Cryptographer Unravels Data Suggesting An Early Bitcoin Miner Accruing Over 1 Million BTC Coins
Cryptographer Unravels Data That May Link Early Bitcoin Mining To A Single Entity
Mining has always been a crucial part of the cryptocurrency world, particularly for Bitcoin. Several years ago, a researcher and cryptographer named Sergio Demián Lerner published a study with in-depth data regarding the mining periods during the early years of Bitcoin. The first study came out on April 17, 2013, which showed that the majority of the BTC mined came from a single miner.
The data was collected from the entrance field within the Coinbase field, directly from the actual Coinbase transactions. Based on the research at the time, it appears that the miner managed to collect 1,814,400 BTC. Since the creation of the coins, 1.1 million (63%) has never been spent.
Moving forward to this year, Lerner chose to publish another study that further validated and expanded upon the already exhaustive report from 2013. The new article supports the claims that he had last time, though it is titled, “The Return of the Deniers and the Revenge of Patoshi.”
The article turns attention to the former study that Lerner created, and describes how he ultimately came down to the former conclusion. He elaborates on the information he located through the entrance field and the way that there were flaws he discovered that exposed information in a “non-privacy preserving way.”
The new article then begins to discuss the miner that he calls Patoshi, and he expands on the pattern of his work. He said that there is been individuals who have accepted that Patoshi exists since the article, though the majority of people believe that there were synchronized miners working together or at least a mining pool established early on that can explain the performance.
It does not take much for Lerner to completely obliterate these other theories with multiple reasons that they cannot be true. His evidence states:
- Of the Patoshi blocks mined, 99.9% are still unspent.
- The blocks mined by Patoshi link up with another block in their pattern set.
- There are abrupt interruptions in several time periods.
- Mining pools did not come to fruition until years later, created to reduce the variance in rewards and in response to the difficulty of solving a block.
Lerner says that the information he found by the end of 2013 definitely showed him that “the pattern was real, using a completely different method.” The current study shows how a depleted range of nonces for processed blocks could identify the blocks that Patoshi mined. However, from the last article until now, there was not anything really to add to the other research.
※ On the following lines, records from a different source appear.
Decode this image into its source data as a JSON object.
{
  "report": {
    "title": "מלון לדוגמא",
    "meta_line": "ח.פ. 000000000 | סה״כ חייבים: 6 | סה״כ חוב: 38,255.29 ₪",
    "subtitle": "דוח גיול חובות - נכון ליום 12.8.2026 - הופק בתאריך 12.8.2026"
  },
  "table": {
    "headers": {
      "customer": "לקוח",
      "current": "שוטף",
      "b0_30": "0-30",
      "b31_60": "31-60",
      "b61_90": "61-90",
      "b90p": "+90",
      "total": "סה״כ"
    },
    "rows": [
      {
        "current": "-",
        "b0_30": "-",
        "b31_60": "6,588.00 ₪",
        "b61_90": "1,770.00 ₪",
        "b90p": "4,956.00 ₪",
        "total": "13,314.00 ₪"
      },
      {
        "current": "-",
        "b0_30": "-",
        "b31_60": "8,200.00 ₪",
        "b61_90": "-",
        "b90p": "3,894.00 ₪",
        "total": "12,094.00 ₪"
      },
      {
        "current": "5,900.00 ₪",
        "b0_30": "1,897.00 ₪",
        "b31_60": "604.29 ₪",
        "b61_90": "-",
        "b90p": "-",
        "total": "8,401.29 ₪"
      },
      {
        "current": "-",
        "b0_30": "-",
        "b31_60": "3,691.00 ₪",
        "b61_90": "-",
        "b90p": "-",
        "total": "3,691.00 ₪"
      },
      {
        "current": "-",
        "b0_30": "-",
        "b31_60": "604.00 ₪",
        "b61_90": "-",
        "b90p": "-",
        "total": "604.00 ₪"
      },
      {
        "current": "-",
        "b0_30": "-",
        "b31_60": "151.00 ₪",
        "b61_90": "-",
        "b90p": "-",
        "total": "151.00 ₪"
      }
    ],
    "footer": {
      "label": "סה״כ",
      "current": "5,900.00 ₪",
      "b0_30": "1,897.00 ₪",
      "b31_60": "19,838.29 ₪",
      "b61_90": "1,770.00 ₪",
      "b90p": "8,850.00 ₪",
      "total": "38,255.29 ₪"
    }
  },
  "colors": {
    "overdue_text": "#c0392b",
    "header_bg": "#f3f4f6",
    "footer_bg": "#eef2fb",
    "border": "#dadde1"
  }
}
While other studies in recent news suggest that there were only 700,000 coins mined by Patoshi, the latest study from Lerner offers “overwhelming probability” that it was one miner performing all of these extracts. Lerner’s data shows over a million BTC processed by Patoshi’s block verification, adding that timestamps on the work play a role as well.
Lerner provides multiple information on the way that the same computer doesn’t reverse its own timestamps typically, which shows when the blocks were mined. Computers can be unsynchronized, which means that the chronological order of mining these blocks would not necessarily be the same as if multiple computers were doing the work. Time inversions would be created between other computers, and Patoshi blocks show none of these inversions. While Lerner described himself as “open to considering other explanations,” he said this ultimately points to a single computer block that is run by Patoshi.
Adding to this interesting dataset, Lerner comments that there is a possible link between Patoshi patters and Bitcoin creator Satoshi Nakamoto. However, rather than doing a deep dive into research on this link, he decided to stop where he was at and “leave Patoshi alone” now. He sees the evidence as more than enough for the public to see the truth, but denials from non-believers of his explanation are likely to arise.